- A community solution for care, housing and ‘home’ isolation options for people experiencing homelessness and those facing housing insecurity, including those living in poverty and overcrowded households.
- A community strategy for care of vulnerable patients including older patients, those with mental health issues, and those with disabilities who are reliant on home carers to access healthcare, while as much as possible enabling the goal of people safely remaining in their own homes.
The following resources were used in the preparation of this section:
- Australasian College for Emergency Medicine (ACEM). Policy on standard terminology (P02). Melbourne: ACEM; 2014. [Link]
- Australasian College for Emergency Medicine (ACEM). Emergency department design guidelines (G15). Melbourne: ACEM; 2014. [Link]
- Australasian College for Emergency Medicine Emergency Events Register. [Link]
- Staib A and Small N. Emergency medicine's COVID future: Facing the triple challenge after flattening the curve. Emerg. Med. Australas. 2020. doi.10.1111/1742-6723.13566. [Link]
- Chu DK et al. Physical distancing, face masks, and eye protection to prevent person-to-person transmission of SARS-CoV-2 and COVID-19: a systematic review and meta-analysis. Lancet. 2020. 395(10242):1973-1987. [Link]
- Skinner C. At a time of looming crisis, a vision for health system transformation. Croakey, January 2020. [Link]
- Javidan et al. Report from the Emergency Department Crowding and Access Block Task Force. International Federation for Emergency Medicine, June 2020. [Link]
This section has been developed to assist clinicians with decisions about appropriate healthcare in Emergency Departments in Australia and Aotearoa New Zealand during the COVID-19 outbreak. It is a framework for planning and responding to this pandemic, including the assessment and management of patients.

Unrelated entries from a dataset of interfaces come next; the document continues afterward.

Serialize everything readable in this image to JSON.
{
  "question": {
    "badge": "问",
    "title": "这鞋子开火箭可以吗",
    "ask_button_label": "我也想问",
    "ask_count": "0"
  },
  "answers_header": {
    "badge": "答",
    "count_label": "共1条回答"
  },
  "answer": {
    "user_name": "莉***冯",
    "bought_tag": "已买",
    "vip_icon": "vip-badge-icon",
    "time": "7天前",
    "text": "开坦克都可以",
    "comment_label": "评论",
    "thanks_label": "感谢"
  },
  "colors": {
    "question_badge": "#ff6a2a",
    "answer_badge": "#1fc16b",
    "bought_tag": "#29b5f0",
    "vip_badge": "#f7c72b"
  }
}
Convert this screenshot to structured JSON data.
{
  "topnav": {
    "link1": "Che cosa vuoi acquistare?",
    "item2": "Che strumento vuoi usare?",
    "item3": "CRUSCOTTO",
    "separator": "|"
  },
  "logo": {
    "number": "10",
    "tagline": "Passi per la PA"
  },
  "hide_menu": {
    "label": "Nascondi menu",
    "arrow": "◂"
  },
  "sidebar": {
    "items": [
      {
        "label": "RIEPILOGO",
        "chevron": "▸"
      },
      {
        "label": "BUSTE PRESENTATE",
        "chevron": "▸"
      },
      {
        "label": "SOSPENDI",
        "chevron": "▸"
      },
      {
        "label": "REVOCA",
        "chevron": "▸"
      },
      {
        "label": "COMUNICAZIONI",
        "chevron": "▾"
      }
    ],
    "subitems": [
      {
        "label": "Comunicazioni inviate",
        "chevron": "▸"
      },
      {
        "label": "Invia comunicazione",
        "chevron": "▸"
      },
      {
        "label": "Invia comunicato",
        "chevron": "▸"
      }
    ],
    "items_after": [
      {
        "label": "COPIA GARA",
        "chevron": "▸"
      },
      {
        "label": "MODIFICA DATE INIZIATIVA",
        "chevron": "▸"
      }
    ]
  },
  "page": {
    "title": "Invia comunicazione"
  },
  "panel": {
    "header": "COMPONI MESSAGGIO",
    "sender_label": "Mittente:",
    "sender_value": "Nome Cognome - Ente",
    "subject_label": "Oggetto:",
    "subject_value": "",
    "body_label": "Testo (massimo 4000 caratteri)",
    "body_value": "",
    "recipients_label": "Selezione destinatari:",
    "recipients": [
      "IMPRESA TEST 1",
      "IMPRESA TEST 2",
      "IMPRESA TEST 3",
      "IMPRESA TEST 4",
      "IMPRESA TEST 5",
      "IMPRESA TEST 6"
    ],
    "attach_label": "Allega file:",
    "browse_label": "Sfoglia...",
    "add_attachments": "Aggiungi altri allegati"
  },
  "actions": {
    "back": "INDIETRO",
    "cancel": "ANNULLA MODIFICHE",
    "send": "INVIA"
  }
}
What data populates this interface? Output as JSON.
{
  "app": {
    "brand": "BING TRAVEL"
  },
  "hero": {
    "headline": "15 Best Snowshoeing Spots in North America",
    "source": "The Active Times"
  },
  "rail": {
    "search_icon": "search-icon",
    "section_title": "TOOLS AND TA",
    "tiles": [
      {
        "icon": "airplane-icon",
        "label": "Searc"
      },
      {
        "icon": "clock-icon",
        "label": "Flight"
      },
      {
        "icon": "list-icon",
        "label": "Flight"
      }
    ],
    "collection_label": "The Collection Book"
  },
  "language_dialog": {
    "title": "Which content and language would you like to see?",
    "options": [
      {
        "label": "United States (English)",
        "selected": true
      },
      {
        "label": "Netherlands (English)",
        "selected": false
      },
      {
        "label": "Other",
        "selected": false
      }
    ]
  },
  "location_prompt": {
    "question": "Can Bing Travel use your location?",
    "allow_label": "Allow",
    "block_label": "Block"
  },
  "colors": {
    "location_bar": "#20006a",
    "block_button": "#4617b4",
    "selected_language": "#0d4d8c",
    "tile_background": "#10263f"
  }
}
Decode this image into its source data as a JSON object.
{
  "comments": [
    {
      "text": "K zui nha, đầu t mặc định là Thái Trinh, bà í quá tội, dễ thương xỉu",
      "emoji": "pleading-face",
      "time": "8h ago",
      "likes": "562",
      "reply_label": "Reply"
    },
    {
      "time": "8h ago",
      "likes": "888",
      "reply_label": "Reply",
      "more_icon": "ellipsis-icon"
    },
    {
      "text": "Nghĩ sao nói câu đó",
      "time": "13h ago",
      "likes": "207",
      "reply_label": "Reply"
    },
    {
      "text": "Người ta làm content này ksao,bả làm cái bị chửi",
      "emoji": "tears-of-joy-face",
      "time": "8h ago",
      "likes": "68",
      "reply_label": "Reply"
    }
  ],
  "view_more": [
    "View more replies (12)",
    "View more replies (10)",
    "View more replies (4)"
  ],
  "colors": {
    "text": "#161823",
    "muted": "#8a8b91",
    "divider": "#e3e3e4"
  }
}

This section is targeted at clinicians only. Patients, parents or other community members using it should do so in conjunction with a health professional and should not rely on the information in the guideline as professional medical advice.
The section has been developed by an expert team of practising emergency physicians, by consensus and based on the best evidence available. The recommendations contained do not indicate an exclusive course of action or standard of care. They do not replace the need for application of clinical judgment to each individual presentation, nor variations based on locality and facility type.
The section is a general document, to be considered having regard to the general circumstances to which it applies at the time of its endorsement.
It is the responsibility of the user to have express regard to the particular circumstances of each case, and the application of the section in each case.
The authors have made considerable efforts to ensure the information upon which it is based is accurate and up to date. However, the situation is rapidly evolving, and a certain amount of pragmatism needs to be employed in maintaining such a ‘living document’. Users of this section are strongly recommended where possible to confirm that the information contained within the document is correct by way of independent sources. The authors accept no responsibility for any inaccuracies, information perceived as misleading, or the success or failure of any treatment regimen detailed. The inclusion of links to external websites does not constitute an endorsement of those websites nor the information or services offered.
The section has been prepared having regard to the information available at the time of preparation and the user should therefore have regard to any information, research or other material which may have been published or become available subsequently.
Whilst we have endeavoured to ensure that professional documents are as current as possible at the time of their creation, we take no responsibility for matters arising from changed circumstances or information or material which may have become available subsequently.
Resources that are relevant to this section can be accessed through the Clinical Guidelines web-based material [Link]. COVID-19 related ACEM Resources [Link], COVID-19 related external resources [Link], and the latest Government advice on COVID-19 [Link] are also available.